*** SOURCE INFORMATION ***

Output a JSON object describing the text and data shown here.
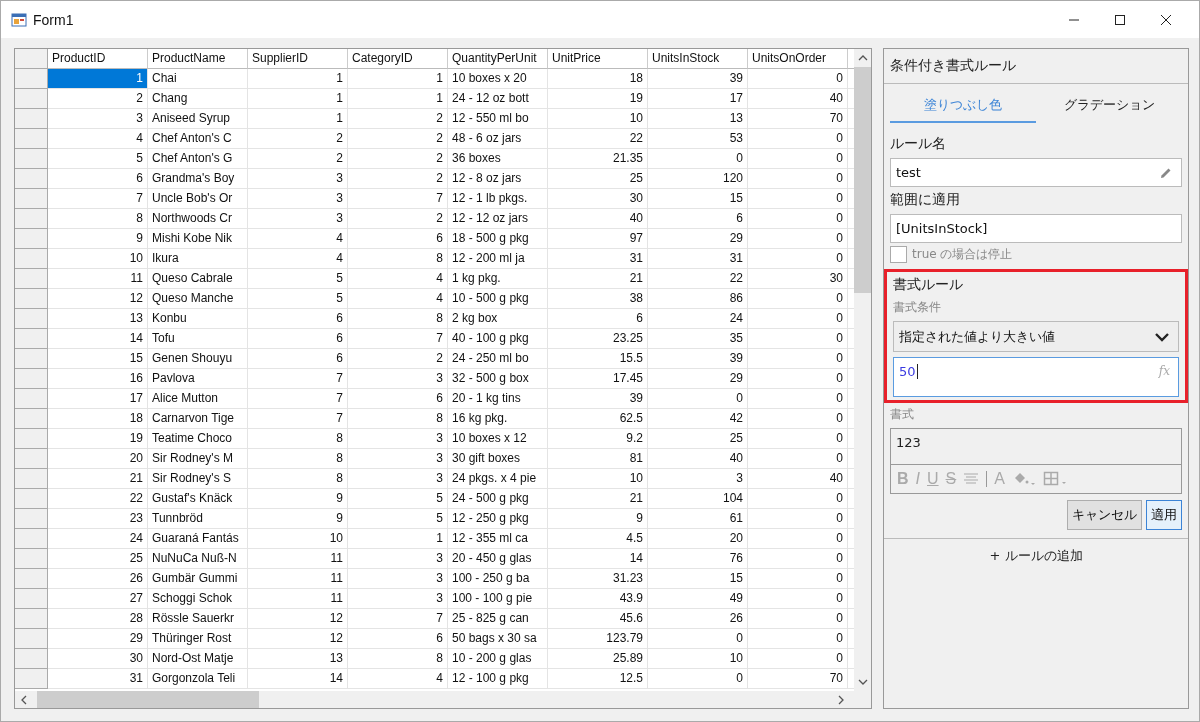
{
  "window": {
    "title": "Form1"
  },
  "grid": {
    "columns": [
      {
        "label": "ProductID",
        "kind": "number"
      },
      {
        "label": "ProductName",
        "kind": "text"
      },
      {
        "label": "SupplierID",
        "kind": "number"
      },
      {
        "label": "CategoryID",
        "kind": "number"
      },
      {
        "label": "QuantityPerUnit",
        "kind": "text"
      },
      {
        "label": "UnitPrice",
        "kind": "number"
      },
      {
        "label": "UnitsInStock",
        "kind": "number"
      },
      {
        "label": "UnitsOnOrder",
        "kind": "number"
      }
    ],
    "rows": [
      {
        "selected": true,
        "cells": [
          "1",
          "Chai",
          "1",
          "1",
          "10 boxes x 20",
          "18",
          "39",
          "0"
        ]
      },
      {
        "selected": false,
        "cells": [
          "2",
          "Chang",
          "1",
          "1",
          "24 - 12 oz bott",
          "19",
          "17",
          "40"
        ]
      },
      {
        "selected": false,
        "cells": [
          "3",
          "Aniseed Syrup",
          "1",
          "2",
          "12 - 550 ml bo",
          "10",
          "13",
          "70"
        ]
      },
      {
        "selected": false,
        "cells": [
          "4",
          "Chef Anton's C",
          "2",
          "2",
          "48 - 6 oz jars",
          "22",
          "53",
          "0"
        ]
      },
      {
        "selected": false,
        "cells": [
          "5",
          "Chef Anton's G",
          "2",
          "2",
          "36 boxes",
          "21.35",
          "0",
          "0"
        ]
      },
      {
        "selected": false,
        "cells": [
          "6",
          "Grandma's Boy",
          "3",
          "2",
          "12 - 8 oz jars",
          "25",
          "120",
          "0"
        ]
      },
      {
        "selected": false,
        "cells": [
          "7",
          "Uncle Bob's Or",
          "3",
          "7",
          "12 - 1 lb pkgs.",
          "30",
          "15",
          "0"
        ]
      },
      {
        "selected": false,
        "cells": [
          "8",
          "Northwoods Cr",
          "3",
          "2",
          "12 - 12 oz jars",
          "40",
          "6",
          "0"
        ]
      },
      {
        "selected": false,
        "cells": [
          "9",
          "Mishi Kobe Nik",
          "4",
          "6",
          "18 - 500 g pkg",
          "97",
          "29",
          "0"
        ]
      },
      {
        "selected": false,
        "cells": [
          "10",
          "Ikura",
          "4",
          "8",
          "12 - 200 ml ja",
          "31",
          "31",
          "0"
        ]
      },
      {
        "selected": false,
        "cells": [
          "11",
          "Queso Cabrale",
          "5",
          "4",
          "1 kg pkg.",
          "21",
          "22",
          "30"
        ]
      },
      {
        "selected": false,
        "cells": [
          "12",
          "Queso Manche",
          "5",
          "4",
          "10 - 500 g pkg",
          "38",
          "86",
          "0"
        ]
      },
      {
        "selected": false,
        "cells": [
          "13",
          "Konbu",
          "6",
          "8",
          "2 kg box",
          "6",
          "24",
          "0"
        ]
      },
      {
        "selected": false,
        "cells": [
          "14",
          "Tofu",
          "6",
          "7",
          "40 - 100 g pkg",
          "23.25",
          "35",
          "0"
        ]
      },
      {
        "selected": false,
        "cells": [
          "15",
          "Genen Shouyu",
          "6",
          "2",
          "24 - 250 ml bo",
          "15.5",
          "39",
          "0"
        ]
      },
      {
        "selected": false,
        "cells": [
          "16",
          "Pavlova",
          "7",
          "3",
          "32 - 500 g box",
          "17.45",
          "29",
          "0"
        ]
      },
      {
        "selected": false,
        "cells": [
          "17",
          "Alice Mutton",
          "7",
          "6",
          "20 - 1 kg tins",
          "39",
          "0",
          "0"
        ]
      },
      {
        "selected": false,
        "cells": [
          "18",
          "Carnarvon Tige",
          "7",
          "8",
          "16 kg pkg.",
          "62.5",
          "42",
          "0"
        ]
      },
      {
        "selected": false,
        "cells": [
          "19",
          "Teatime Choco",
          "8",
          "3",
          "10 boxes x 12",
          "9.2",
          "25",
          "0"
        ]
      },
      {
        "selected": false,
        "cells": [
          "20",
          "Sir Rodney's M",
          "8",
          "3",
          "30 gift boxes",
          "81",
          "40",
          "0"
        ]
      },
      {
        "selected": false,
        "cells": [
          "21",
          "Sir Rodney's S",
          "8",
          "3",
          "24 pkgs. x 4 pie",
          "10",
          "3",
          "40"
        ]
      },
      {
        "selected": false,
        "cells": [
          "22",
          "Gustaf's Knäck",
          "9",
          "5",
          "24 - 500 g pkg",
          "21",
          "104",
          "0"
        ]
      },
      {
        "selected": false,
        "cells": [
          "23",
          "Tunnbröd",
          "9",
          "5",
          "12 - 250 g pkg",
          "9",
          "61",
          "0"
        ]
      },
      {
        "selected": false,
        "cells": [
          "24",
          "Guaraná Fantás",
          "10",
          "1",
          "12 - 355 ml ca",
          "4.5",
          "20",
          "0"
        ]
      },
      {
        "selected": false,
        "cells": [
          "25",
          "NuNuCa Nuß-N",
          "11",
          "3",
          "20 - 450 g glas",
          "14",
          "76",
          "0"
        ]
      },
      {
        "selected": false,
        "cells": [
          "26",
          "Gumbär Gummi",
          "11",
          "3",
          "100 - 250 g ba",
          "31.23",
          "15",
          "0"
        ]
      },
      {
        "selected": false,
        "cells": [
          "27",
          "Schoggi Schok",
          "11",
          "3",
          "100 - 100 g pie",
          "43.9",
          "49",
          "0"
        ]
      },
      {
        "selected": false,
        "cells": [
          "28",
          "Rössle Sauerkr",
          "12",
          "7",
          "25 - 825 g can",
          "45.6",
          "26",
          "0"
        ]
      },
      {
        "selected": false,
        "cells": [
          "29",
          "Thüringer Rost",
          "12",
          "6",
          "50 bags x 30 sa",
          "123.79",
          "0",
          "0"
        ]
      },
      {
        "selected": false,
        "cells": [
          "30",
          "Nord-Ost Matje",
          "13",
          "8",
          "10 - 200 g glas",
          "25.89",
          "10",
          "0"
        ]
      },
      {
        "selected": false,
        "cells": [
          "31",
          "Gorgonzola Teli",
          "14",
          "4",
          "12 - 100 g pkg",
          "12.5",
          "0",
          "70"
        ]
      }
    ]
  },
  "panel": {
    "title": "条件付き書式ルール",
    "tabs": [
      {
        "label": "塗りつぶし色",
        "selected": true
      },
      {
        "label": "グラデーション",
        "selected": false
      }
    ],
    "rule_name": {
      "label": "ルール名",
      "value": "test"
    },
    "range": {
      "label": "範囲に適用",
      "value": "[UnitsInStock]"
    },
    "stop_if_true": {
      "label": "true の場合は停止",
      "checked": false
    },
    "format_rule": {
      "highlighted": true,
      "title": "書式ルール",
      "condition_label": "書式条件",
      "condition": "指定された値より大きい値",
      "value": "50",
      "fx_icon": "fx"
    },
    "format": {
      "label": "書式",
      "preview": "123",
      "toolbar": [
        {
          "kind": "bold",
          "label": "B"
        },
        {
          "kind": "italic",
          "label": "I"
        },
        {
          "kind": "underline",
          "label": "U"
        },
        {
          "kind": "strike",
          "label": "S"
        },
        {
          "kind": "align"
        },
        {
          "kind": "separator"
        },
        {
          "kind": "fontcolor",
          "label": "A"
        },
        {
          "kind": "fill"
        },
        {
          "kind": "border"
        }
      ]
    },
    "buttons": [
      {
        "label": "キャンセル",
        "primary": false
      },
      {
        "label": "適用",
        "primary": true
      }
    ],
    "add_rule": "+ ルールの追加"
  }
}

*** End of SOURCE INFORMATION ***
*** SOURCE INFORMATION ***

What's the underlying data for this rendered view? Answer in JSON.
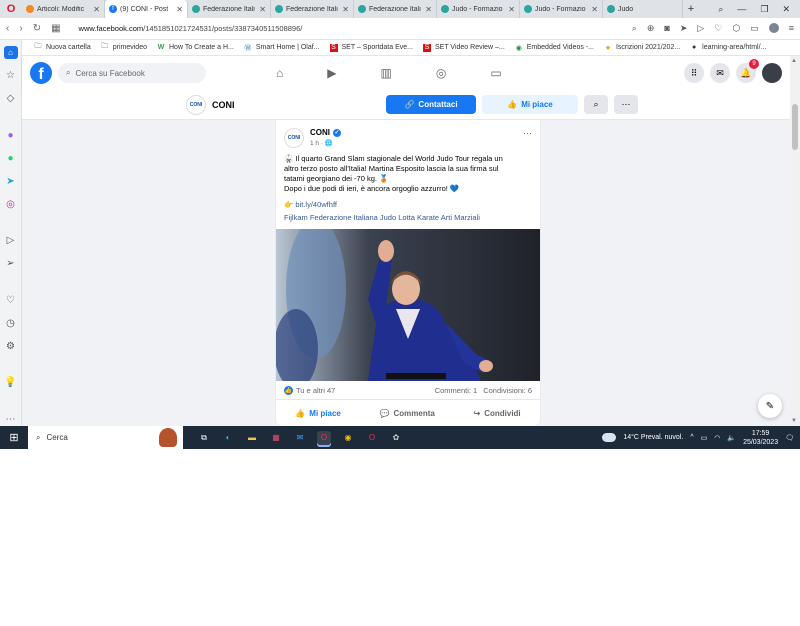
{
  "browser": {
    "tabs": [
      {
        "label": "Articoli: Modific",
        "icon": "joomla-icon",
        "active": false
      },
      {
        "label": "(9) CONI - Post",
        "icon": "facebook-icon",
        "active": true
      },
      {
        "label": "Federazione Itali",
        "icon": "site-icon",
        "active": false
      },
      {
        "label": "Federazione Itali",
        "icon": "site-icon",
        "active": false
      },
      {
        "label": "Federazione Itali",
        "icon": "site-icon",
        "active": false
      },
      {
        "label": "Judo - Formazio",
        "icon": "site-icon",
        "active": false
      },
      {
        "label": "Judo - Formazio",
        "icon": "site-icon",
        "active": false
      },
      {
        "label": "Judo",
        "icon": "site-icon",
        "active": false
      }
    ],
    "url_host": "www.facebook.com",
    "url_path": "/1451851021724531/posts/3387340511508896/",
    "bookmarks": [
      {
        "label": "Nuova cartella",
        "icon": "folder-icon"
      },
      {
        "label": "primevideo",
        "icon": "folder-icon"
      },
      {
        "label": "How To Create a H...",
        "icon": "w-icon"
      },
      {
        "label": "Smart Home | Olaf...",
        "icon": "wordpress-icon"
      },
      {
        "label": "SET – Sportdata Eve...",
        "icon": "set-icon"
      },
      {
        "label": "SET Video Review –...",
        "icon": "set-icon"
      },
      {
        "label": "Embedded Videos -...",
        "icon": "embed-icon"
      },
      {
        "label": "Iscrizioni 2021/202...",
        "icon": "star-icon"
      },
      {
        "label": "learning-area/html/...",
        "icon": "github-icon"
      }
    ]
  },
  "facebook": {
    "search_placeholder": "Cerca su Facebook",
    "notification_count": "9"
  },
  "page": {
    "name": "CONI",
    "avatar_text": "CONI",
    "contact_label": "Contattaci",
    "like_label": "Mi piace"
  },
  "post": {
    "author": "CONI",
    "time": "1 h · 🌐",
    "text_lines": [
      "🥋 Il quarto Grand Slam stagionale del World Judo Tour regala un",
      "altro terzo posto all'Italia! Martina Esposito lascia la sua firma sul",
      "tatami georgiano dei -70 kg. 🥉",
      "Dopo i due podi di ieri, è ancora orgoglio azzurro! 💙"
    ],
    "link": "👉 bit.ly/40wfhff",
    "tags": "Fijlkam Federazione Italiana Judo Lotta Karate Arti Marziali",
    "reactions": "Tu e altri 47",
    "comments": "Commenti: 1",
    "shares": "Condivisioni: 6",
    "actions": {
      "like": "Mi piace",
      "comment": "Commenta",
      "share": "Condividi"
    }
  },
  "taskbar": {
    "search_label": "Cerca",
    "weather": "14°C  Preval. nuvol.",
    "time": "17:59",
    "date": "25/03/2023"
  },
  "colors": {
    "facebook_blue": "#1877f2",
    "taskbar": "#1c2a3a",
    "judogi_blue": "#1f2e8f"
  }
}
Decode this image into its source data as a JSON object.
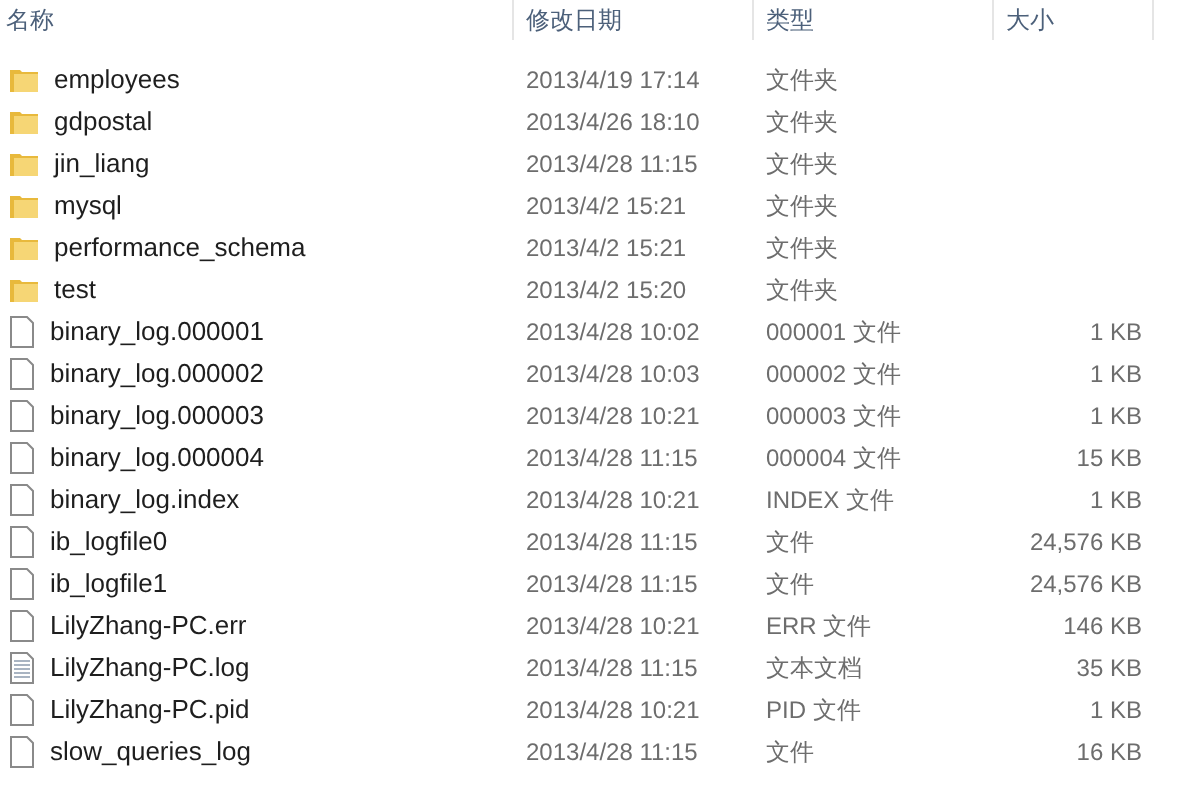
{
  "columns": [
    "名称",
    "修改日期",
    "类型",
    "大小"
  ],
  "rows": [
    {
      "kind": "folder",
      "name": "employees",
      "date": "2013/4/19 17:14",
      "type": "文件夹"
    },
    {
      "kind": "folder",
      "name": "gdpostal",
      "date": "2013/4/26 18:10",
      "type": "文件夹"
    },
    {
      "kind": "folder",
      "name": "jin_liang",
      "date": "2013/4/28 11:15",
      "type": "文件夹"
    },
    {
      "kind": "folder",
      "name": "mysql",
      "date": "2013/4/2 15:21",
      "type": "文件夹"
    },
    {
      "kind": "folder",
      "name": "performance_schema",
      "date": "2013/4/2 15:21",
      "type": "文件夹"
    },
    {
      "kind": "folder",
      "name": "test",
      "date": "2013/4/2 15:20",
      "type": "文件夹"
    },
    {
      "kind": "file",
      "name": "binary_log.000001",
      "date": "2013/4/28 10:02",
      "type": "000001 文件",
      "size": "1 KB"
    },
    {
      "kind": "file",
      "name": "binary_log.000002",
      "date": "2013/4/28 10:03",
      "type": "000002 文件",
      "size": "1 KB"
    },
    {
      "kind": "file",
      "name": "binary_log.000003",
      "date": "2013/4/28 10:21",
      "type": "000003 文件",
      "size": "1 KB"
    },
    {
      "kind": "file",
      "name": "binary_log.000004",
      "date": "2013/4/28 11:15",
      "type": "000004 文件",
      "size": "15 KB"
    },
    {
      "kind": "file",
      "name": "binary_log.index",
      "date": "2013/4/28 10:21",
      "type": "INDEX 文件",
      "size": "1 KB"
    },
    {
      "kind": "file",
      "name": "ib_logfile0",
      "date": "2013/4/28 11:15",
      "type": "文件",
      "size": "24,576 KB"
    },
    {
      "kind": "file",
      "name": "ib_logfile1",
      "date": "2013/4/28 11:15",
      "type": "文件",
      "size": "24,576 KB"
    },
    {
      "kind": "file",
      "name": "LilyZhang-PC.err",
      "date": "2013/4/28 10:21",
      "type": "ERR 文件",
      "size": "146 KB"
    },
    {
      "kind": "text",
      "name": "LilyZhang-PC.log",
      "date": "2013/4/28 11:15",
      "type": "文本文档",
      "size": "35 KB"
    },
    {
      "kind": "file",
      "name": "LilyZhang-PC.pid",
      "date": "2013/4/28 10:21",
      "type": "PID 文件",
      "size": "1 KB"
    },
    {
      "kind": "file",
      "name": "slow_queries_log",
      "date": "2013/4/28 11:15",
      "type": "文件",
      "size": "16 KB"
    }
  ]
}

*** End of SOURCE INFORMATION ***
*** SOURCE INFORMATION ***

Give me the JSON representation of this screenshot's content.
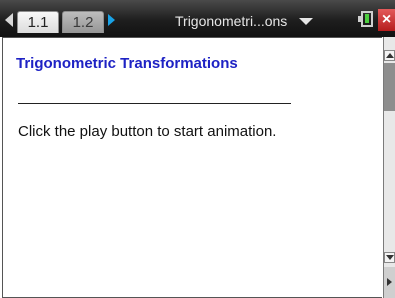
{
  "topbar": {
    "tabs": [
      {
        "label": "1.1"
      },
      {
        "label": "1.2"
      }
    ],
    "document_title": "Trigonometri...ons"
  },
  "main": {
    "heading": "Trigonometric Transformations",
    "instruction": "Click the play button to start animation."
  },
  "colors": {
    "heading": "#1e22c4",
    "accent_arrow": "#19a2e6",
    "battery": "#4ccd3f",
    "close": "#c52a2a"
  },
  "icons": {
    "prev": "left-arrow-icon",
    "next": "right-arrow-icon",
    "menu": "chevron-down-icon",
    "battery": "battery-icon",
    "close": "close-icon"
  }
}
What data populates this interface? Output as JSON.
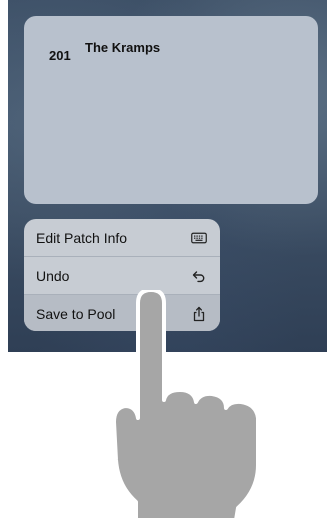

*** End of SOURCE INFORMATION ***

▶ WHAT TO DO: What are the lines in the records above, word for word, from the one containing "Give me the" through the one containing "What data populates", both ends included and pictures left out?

▶ OUTPUT:
Give me the JSON representation of this screenshot's content.
{
  "topbar": {
    "tabs": [
      {
        "label": "1.1"
      },
      {
        "label": "1.2"
      }
    ],
    "document_title": "Trigonometri...ons"
  },
  "main": {
    "heading": "Trigonometric Transformations",
    "instruction": "Click the play button to start animation."
  },
  "colors": {
    "heading": "#1e22c4",
    "accent_arrow": "#19a2e6",
    "battery": "#4ccd3f",
    "close": "#c52a2a"
  },
  "icons": {
    "prev": "left-arrow-icon",
    "next": "right-arrow-icon",
    "menu": "chevron-down-icon",
    "battery": "battery-icon",
    "close": "close-icon"
  }
}
What data populates this interface? Output as JSON.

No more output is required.